3 02 2011

Chinese New Year for me has always been a time to look forward to. It wasn’t just for the red packets or envelopes which had the promise of some additional cash in hand, but for the opportunity it provides to catch up with relatives and friends, some of whom we would see only once a year. In my early days, the new year would also mean long road trips around the long and winding roads that got us to the more remote parts of the island, long before the arrival of the Pan Island Expressway, and although I usually did not enjoy the visits to the remote locations which included Punggol where my grandmother had a “sworn-sister” and the Jalan Teck Whye area, where my mother had a childhood friend to visit, I did enjoy the long drives which in the days before air-conditioners were commonly installed in cars, meant a long and usually uninterrupted journey with the wind blowing in my hair through the opened window and quarter glass of the car.

The sea of red Chinese New Year decorations - red being an auspicious colour to the Chinese, New Year celebrations are never without the colour red - but it isn't the red of decorations that I would first associate Chinese New Year with.

The reunion dinner was always something to look forward to as well, as this would be one of two occasions (the other being Christmas) during which the extended family on my father’s side would gather. Many of these dinners when I was a little older would take place at my aunt’s place in Spottiswoode Park, just across from the train station – and has continued on up to last year. One of the things I would always associate with reunion dinners is the sounds of the trains – the horn that sounded as the Senandung Malam departed and the sound of the very loud diesel locomotives that punctured the silence of the evening.

The sounds from the railway station are ones that I associate Chinese New Year reunion dinners with, as for many years we would have our reunion dinners at my aunt's place in Spottiswoode Park just across from the train station.

Silence wasn’t of course something that Chinese New Year celebrations are associated with, and besides the familiar sounds for the pounding of drums and clash of cymbals, there was that once familiar sound of fire crackers going off in the night, something that faded with the complete ban on the firing of fire crackers soon after the Chinese New Year of 1972 due to the trail of death, injury and destruction they were inclined to leave (although we could still hear the sporadic crackling for some years following the ban as a few resisted what were seen as attempts to restrict a traditional practice). It was in fact the after effects of the firing of fire crackers that has given me my earliest memories of Chinese New Year, which would have been associated with the very first Chinese New Year I had after moving to Toa Payoh at the end of the 1960s. What I clearly remember is stepping out of the lift and seeing the sea of red, which was a ground coloured red by what was left behind from the previous night’s firing of crackers … that is the lasting impression that I would always have of Chinese New Years past.

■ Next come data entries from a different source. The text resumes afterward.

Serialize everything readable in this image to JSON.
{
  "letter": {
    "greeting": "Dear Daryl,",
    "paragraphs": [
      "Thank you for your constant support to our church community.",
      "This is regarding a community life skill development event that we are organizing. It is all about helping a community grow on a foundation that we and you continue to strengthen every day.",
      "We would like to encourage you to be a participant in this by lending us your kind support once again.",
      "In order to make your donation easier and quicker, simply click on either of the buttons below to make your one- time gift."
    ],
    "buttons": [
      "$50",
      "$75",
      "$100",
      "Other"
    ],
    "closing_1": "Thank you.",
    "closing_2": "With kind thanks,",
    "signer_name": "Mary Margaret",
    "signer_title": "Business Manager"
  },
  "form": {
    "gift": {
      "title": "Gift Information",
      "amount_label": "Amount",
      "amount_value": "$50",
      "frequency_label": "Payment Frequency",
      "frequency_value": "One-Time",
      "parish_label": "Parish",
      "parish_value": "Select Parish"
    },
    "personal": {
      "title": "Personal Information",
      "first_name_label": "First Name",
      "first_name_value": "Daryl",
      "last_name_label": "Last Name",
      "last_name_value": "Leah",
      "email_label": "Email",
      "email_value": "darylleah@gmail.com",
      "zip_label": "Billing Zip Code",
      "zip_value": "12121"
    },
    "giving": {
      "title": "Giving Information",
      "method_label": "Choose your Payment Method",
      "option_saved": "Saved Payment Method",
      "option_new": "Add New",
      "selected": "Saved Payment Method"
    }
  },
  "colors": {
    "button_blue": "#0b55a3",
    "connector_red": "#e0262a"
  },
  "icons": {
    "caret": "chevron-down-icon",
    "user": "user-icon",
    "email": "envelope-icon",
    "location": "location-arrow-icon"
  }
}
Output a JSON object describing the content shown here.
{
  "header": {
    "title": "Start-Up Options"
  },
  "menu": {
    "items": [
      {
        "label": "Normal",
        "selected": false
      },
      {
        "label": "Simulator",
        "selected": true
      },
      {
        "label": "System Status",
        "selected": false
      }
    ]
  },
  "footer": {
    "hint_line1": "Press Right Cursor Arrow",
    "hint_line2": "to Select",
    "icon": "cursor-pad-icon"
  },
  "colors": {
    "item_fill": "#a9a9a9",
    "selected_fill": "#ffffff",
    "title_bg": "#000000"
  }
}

Scenes from Chinese New Years of days gone by ... the smell of gun powder and smoke that hung in the air, and the sea of red left behind .... (source: National Archives,

The sights and sounds of the Lion Dance is now the sound of Chinese New Years.